Assyrians (also called Syriacs and Chaldeans) are the indigenous people of and currently a minority in what is present-day Syria, Iraq, Turkey, Iran and Lebanon. The ancient Assyrian Empire was centered on the Tigris River in Mesopotamia (“Bethnahrin” in Assyrian, which means “the land between the two rivers”), found in today’s Iraq. The Assyrian Empire existed from approximately 2000 BC until it ceased to exist at the beginning of 600 BC.
One ethnic group
Assyrians are a Semitic ethnic group. They have not had a land to call their own since 612 BC and have therefore lived as a minority in their own homeland. The Assyrians were one of the first ethnic groups that converted to Christianity and to this day, the majority are committed to the Christian faith.
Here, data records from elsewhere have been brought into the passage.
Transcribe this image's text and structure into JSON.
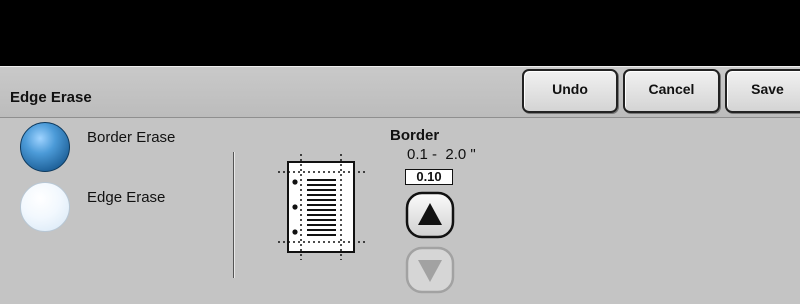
{
  "header": {
    "title": "Edge Erase",
    "buttons": {
      "undo": "Undo",
      "cancel": "Cancel",
      "save": "Save"
    }
  },
  "options": [
    {
      "label": "Border Erase",
      "selected": true
    },
    {
      "label": "Edge Erase",
      "selected": false
    }
  ],
  "border": {
    "title": "Border",
    "range": "0.1 -  2.0 \"",
    "value": "0.10",
    "up_icon": "up-arrow-icon",
    "down_icon": "down-arrow-icon",
    "down_enabled": false
  },
  "colors": {
    "top_bar": "#000000",
    "background": "#c4c4c4",
    "radio_selected": "#2f7cc0"
  }
}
Today’s Assyrians speak Assyrian (also called Syriac, Chaldean or Neo-Aramaic), which belongs to the Semitic language group. Assyrians are also called Syriacs and Chaldeans, Assyrians Without Borders makes no distinction in our aid based on denomination, church affiliation or faith.